C.J. Wilcox key stats (NCAA)
Doc Rivers has an obsession in terms of basketball personnel -- he loves shooting. And honestly, who can argue? For a fairly dreadful period perhaps a decade or so ago, most teams valued physical attributes far more than shooting, to ridiculous extremes. Some teams still do. But the pendulum has swung back to shooting for the most part, and with good reason -- the point of the game is still to put the ball in the basket. It certainly accelerated the trend when the Golden State Warriors advanced to the second round of the 2013 NBA Playoffs almost entirely on the strength of their outside shooting.
The dirty little secret of Doc's push to put shooters around Blake Griffin and Chris Paul is that it was a miserable failure in year one. It was easy enough to predict that Byron Mullens and Antawn Jamison wouldn't exactly work out. But the real problem came on the wings, where the guys brought in to be the starters didn't deliver the floor-stretching they were supposed to. J.J. Redick actually finished the season at .395, above his career percentage of .390 -- but he just didn't play enough, missing over half the games and being limited in others. Meanwhile, Jared Dudley was not at all as advertised -- the .400 career three point shooter shot just .360 from deep -- maybe not terrible, but not nearly enough to justify court time for an otherwise mediocre player.
So the Clippers were decidedly meh from deep last year (which makes their league-best offensive efficiency all the more remarkable). Doc's primary off-season goal had been to improve the long range shooting of his new team, yet the first Doc Rivers Clippers team actually shot worse from deep (.352) than the last Vinny Del Negro Clippers team (.358).
Naturally Doc is trying it again this off-season. The two primary signings, Spencer Hawes and Jordan Farmar, both shot over 40% from deep last season. And picking late in the first round, Rivers made a rather surprising pick in C.J. Wilcox. Surprising, until you realize how much Rivers covets shooting.
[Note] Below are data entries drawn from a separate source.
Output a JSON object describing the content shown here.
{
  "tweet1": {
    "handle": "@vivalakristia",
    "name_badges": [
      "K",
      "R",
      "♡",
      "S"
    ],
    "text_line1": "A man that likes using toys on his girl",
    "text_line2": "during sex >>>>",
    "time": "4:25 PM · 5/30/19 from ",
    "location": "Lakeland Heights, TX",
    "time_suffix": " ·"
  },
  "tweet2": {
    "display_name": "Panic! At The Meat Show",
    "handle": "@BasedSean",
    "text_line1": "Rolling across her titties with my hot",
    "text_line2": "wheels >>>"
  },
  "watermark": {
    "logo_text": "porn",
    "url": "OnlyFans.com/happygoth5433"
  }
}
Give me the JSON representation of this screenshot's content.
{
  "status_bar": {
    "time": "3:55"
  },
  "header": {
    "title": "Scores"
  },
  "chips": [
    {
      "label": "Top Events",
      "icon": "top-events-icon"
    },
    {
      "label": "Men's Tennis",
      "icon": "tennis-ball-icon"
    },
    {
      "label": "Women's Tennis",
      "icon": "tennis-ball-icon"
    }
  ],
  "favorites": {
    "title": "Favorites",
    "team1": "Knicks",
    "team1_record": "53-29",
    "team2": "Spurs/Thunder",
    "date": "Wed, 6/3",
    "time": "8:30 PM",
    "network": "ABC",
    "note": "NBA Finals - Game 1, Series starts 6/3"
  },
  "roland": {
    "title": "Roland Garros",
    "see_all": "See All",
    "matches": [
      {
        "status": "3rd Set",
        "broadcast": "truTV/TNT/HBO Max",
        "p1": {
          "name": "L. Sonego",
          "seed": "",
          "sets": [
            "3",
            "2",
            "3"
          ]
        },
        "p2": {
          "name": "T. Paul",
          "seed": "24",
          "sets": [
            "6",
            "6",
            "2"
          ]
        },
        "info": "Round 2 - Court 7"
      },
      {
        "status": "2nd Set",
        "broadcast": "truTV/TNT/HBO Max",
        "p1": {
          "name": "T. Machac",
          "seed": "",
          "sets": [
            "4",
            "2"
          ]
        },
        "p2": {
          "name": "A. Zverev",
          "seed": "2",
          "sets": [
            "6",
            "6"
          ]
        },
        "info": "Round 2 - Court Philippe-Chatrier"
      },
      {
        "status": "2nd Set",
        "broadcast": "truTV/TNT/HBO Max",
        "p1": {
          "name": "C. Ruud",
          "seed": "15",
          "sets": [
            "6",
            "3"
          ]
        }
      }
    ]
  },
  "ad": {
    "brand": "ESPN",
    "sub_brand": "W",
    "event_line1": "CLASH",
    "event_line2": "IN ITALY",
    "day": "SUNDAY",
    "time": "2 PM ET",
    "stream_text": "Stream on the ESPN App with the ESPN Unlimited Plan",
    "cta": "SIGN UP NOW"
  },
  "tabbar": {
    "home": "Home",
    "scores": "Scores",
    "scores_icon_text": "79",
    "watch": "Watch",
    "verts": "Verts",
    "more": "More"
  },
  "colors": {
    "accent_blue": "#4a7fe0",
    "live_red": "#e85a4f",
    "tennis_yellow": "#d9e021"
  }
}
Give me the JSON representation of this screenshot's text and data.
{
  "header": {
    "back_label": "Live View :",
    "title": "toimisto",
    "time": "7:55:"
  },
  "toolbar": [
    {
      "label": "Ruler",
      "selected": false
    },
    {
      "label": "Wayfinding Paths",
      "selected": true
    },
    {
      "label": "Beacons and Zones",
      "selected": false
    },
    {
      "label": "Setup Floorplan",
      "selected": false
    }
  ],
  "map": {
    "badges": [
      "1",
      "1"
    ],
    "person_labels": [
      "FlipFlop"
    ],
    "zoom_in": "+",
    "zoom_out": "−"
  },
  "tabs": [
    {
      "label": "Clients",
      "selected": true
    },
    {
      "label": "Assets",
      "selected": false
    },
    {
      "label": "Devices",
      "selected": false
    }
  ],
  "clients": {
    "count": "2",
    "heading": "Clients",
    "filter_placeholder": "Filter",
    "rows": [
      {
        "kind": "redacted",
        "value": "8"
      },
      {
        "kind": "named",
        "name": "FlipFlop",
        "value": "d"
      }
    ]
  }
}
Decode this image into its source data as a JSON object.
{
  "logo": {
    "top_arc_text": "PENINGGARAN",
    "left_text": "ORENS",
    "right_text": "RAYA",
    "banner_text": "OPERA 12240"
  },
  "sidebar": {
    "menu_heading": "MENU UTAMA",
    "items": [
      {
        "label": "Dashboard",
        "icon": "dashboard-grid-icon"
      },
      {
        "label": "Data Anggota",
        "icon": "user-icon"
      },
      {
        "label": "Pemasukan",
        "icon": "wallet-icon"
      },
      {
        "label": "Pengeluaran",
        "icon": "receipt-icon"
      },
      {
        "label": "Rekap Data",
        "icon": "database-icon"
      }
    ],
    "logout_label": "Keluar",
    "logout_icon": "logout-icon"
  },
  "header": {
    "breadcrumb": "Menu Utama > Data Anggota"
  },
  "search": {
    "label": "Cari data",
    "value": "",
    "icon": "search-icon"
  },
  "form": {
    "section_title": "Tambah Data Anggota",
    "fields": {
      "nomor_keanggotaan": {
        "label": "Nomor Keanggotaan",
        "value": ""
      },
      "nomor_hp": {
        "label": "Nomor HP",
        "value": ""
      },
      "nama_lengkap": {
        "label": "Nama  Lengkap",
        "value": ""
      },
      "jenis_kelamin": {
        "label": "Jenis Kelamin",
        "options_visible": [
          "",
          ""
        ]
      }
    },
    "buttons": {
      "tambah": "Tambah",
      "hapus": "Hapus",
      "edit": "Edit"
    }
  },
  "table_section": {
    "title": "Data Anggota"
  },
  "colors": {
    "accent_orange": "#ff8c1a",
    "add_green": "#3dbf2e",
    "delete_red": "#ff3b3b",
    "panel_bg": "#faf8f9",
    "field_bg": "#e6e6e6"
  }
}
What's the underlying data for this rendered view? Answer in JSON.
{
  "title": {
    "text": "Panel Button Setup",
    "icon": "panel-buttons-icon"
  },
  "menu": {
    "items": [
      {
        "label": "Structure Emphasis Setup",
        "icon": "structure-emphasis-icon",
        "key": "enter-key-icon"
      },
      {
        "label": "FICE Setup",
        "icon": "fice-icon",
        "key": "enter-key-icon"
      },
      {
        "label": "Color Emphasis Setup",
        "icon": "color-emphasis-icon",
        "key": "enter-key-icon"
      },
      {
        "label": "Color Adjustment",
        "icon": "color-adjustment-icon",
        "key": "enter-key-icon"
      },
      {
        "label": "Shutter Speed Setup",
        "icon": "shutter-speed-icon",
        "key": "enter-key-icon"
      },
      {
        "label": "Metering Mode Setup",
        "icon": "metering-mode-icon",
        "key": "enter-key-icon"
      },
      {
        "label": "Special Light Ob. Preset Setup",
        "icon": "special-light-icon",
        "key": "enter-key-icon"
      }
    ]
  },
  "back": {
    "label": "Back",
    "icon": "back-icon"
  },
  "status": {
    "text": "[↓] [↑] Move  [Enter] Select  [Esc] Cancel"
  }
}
It's not easy to know which shooters can translate from the NCAA to the NBA. The line is longer, and speaking from experience, some players simply don't have the strength to push their range another couple of feet -- a natural motion at 21 feet becomes a struggle at 24. More significantly, some guys simply can't get the shot off against NBA defenses. A slow release is death in the NBA.
So you don't really know who the impact shooters are going to be from year to year -- or at any rate, you can't simply look at their college stats. Among young players who took at least 300 threes last season, the top four three point shooters from the prior three drafts were Klay Thompson, Bradley Beal, Terrence Ross and Damian Lillard: and looking at college statistics, C.J. Wilcox compares favorably with any of them.
It's interesting that two of those players come from the Pac-12, from the state of Washington no less. When you look at the NCAA careers of Wilcox and Thompson side-by-side, it's downright eerie. Thompson scored more than Wilcox -- but then again, on an otherwise mediocre Wazzou team, he needed to. Wilcox always had more talent around him (including Ross for two seasons) and wasn't the first option at UDub until his junior year.
Take a look at Wilcox's final three years in Seattle compared to Thompson's three seasons in Pullman, drilling in on scoring and three point shooting:
I'm not suggesting that Wilcox will be the NBA shooter that Thompson is. But it's interesting nonetheless. Same conference. Almost identical three point shooting numbers. It's difficult not to take notice. By the way, Wilcox was a MUCH better college shooter than either Beal or Ross, for whatever that's worth.
Obviously Thompson has much better size, and has shown to be a pretty decent NBA defender, which surprised more than a few observers. But Wilcox has good (if not great) size for an NBA two-guard at 6'5 and has the potential to be a good defender as well.
Still, those are just the reasons NOT to disqualify him as a first round pick. The one and only reason he went in the first round is as a deep threat.
To that point, I spent some time watching Wilcox in practice recently, and I'm not thrilled with his shooting motion. A right hander, he brings the ball to the left side of his head on his release. He is never going to be exhibit A in a "Shooting Mechanics" video. There are plenty of great shooters in the history of the NBA who had terrible mechanics -- if it works, the Clippers are almost certainly not going to try to fix it. But as compared to mechanically clean shooters like Thompson and Redick and even Reggie Bullock, one does wonder where Wilcox's shooting ceiling is. Neither is it clear that his release will be quick enough at this level.
This is the second season in a row that Rivers has used a late first round pick to try to find a 3-D guy who can defend the wing and make three pointers. Rivers certainly hasn't given up on Bullock, who has better size, better mechanics, and from what I can tell a quicker release. But shooters are shooters, and Wilcox may prove to be the better one of the two. Both of them will probably get some time this season -- if only because it's likely that injuries will create some opportunities.
You never know who is going to translate as a great shooter in the NBA. Salim Stoudemire? It didn't happen. Rivers clearly sees the potential for a great NBA shooter in Wilcox. We'll have to wait and see if he's correct.